Some separation anxiety among toddlers is considered perfectly normal. It tends to come and go, being worse on some days than others, depending on what is going on in the toddler’s life and his or her unfathomable mind.

Toddlers are still learning about the world, and have not yet learned effective coping mechanisms. Their cognitive development does not allow them to accommodate sophisticated concepts, which makes them prone to what seem to adults like irrational fears. This sort of anxious developmental stage is a normal part of growing up.

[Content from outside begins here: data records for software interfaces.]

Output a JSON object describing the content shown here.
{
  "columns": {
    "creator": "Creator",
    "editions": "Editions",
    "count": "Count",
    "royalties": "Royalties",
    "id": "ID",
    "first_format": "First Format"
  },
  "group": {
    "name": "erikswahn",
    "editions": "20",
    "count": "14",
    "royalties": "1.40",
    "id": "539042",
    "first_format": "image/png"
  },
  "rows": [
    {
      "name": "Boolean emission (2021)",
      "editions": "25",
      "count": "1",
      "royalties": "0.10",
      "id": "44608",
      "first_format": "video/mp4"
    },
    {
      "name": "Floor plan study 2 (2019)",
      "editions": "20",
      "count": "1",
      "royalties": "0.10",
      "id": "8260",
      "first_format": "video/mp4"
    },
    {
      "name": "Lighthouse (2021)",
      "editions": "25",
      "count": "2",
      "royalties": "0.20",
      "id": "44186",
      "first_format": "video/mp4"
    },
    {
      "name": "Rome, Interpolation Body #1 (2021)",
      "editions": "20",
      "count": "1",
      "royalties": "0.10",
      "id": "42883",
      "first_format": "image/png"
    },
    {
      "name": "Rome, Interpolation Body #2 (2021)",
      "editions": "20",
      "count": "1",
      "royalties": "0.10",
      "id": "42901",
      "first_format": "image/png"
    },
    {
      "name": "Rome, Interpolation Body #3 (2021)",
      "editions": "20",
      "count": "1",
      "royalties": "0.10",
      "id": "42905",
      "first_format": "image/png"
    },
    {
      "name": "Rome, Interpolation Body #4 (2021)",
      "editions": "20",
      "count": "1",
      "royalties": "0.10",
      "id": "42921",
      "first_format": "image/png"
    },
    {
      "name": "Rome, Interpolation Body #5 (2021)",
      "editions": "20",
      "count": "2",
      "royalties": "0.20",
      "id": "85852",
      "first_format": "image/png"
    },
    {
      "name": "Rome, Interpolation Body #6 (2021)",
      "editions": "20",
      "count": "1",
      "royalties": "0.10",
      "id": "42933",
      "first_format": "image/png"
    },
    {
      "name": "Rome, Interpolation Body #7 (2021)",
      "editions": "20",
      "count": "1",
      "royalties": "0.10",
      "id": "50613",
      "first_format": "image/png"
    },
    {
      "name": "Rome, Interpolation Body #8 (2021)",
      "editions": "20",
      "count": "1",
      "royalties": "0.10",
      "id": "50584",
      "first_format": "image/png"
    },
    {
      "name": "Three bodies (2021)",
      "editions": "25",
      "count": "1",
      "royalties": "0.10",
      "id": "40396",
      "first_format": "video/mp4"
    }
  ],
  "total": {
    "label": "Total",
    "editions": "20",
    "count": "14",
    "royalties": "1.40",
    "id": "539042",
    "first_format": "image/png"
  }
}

Sometimes, however, separation anxiety can present a real problem and may require some more focused coping mechanisms. Psychologists call separation anxiety that is beyond the usual clinginess Separation Anxiety Disorder (SAD). Here are some signs of normal separation anxiety, as well as some hints as to when it may need therapy or treatment.